To date, almost 400 agricultural businesses have submitted a claim for the 2017-18 financial year, with the average claim being worth just under £52,000.
What are R&D tax credits?
R&D tax credits are a tax relief designed to encourage greater research spending, leading in turn to greater investment in innovation.
A business can claim only if it is liable for Corporation Tax (CT), and there are different schemes depending on the size of the company.
The most common way for small and medium-sized enterprises (SMEs) to claim R&D tax credits is through a deduction from CT liability.
The relief allows companies to deduct an extra 130% of their qualifying costs from their yearly profit, as well as the normal 100% deduction, to make a total 230% deduction.
Payable credits are available for loss-making companies which have no CT liability against which to set the deduction.
Specialist companies are in operation which will establish eligibility for the relief but also put together the paperwork needed to submit a claim, charging a percentage of the benefit that comes back to the claimant for carrying out this work.
Those making a claim for the first time may be able to go back to claim relief for the previous two financial periods.
What is eligible R&D activity?
HMRC’s own guidance notes are somewhat general, stating that the work that qualifies for R&D relief must be part of a specific project to make an advance in science or technology.
It also says that to get R&D relief the applicant needs to explain how a project:
- Looked for an advance in science and technology
- Had to overcome uncertainty
- Tried to overcome this uncertainty
- Could not be easily worked out by a professional in the field.
What does this mean in practice?
According to specialist adviser Leyton, any project which is about researching or developing a new product or service, or improving an existing one, might be eligible.
This might include introducing new methodologies to optimise crop yields and the performance of new and existing crop varieties, or implementing new strategies for disease mitigation in livestock.
Meanwhile, RIFT Research and Development says examples of qualifying activities in the agricultural sector might include the innovative use of drone technology, the use of sensors in a new or improved way, or intelligent software analysis for pest and disease prediction, soil management and other involved analytical tasks.
Both companies stress that farming businesses should not assume that they will not qualify, as many are often carrying out work that falls under the umbrella of R&D, even if they do not think of it in those terms themselves.
Robin Lawson, general manager at pig genetics company Rattlerow Farms, has worked with Leyton to submit four successful R&D tax credit claims.
He chose to work with a specialist company because it took the headache out of doing the paperwork.

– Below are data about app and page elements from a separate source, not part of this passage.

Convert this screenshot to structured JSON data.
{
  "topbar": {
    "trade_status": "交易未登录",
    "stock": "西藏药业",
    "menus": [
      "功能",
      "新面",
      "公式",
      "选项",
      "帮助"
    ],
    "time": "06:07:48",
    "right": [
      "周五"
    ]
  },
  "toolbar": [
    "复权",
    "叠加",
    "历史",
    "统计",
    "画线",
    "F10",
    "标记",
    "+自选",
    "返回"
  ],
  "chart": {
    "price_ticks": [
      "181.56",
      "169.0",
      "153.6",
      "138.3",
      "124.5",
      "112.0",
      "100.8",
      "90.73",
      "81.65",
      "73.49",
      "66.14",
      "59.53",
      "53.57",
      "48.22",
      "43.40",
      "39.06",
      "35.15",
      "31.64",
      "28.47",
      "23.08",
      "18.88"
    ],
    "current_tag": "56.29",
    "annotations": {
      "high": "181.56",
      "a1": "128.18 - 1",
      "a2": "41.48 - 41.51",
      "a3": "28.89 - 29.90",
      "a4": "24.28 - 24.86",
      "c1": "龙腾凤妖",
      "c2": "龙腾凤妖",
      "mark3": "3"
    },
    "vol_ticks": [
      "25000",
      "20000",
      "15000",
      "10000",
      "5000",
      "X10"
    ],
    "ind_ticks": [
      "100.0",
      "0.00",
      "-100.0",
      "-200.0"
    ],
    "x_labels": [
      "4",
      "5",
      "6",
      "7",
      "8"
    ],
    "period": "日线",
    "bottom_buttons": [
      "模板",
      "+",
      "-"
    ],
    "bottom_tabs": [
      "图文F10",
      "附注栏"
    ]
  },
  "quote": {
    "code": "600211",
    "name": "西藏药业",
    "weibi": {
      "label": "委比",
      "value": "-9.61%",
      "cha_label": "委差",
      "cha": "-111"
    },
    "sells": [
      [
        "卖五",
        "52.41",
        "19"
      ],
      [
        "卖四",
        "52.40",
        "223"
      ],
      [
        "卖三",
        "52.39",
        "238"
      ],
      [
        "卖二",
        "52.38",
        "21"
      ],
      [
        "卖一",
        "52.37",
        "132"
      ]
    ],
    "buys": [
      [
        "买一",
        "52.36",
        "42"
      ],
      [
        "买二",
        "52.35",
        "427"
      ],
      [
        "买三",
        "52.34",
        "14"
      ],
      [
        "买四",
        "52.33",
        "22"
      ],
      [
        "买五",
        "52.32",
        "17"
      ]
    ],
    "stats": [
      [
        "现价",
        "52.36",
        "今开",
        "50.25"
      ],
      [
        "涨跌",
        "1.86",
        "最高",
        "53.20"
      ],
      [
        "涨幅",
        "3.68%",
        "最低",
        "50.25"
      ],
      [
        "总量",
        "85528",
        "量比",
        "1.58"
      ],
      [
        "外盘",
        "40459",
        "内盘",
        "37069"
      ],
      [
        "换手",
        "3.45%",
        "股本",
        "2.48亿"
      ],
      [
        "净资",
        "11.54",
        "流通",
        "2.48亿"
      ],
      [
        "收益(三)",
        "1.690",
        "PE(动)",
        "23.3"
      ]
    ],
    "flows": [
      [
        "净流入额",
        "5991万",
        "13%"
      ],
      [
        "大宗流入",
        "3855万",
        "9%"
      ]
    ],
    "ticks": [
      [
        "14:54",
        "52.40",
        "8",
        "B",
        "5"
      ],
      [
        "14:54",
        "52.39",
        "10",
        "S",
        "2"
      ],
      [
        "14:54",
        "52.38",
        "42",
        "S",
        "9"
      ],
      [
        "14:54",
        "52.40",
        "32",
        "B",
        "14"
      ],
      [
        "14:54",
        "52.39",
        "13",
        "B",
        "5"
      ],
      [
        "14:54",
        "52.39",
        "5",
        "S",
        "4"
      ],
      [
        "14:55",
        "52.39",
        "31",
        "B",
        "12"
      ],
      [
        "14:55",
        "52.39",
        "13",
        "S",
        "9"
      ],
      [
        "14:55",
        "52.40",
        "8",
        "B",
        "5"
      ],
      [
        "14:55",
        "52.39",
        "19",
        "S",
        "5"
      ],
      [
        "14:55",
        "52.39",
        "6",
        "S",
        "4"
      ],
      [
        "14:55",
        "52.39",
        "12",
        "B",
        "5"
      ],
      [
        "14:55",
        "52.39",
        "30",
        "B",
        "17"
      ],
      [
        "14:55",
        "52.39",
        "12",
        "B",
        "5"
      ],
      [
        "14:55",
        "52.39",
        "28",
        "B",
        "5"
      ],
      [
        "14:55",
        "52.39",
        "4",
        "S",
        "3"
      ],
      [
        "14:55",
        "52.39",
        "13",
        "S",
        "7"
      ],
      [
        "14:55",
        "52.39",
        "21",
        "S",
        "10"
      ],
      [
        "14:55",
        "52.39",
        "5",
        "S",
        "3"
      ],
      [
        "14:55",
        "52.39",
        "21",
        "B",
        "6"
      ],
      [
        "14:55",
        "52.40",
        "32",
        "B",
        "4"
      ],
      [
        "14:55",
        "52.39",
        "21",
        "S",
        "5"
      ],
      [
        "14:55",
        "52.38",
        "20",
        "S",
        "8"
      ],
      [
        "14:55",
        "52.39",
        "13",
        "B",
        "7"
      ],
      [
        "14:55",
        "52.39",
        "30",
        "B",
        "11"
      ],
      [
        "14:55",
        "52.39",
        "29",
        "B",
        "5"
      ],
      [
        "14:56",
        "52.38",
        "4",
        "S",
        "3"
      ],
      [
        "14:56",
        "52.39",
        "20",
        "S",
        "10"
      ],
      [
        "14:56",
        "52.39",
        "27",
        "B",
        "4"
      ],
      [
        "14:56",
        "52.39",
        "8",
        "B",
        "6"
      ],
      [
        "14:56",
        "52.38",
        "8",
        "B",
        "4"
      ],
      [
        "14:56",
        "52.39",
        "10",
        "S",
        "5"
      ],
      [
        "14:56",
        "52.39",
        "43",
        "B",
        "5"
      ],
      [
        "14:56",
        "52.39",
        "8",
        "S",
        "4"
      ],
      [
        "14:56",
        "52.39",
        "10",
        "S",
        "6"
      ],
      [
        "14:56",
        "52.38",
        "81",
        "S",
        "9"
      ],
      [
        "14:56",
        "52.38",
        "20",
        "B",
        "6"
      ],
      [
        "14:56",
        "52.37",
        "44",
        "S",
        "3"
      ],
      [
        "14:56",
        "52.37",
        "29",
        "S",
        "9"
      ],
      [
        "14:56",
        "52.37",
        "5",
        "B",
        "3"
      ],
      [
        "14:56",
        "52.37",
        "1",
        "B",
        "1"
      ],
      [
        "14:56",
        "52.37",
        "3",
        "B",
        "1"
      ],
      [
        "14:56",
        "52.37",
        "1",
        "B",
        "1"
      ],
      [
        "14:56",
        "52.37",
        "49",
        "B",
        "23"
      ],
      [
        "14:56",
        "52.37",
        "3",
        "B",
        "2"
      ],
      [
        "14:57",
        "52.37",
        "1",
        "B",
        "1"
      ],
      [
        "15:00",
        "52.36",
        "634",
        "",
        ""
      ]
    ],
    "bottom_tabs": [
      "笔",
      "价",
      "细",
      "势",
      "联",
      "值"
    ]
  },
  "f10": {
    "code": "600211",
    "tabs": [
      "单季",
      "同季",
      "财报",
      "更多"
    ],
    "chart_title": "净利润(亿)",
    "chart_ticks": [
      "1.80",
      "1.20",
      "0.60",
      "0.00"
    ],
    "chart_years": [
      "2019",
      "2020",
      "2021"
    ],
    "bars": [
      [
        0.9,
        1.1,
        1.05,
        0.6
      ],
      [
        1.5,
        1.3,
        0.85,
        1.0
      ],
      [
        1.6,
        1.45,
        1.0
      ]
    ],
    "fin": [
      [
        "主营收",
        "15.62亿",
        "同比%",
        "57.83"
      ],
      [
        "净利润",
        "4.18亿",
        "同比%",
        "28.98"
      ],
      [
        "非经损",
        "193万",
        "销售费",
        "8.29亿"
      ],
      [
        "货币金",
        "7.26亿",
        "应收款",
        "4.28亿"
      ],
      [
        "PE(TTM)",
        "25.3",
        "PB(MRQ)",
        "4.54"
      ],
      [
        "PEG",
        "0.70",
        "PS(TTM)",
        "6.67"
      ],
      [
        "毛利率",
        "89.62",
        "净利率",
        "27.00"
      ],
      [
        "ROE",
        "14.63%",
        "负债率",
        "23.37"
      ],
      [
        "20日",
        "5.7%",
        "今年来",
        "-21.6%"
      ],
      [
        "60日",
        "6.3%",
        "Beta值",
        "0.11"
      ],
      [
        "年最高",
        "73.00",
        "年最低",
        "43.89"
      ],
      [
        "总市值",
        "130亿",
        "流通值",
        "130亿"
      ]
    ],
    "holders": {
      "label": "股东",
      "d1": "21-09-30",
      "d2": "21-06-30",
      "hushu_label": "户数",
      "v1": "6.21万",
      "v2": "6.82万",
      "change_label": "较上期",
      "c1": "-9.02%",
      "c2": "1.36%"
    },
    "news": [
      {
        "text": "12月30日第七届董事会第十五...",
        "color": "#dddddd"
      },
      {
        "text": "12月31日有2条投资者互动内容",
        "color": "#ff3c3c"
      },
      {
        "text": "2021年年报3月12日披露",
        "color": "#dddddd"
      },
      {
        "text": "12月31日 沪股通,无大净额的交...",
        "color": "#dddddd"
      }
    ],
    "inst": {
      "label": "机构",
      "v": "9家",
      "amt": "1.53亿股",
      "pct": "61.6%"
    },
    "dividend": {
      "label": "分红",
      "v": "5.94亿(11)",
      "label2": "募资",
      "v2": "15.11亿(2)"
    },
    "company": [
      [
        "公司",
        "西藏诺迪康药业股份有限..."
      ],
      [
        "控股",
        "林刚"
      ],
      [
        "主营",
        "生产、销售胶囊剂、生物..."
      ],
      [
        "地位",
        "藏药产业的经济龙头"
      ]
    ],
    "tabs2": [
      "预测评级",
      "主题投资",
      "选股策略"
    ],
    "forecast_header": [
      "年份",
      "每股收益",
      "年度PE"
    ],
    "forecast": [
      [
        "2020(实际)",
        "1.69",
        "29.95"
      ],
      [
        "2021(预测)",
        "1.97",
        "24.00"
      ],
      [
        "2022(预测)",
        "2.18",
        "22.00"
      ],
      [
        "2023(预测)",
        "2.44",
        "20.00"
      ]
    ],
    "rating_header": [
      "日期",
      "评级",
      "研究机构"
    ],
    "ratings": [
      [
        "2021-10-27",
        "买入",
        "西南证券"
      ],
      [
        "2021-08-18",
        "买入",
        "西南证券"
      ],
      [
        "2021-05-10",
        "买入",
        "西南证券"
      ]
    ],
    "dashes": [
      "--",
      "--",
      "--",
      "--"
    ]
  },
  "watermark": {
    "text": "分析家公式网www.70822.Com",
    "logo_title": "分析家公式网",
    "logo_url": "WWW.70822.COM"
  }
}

There was also the reassurance that someone was there to deal with any queries from HMRC about the claim.
“For a small amount of work for the farmer it is well worth it,” he said.
“The way farming is, you need to be doing everything you can to cut costs and reducing your tax bill can help this.”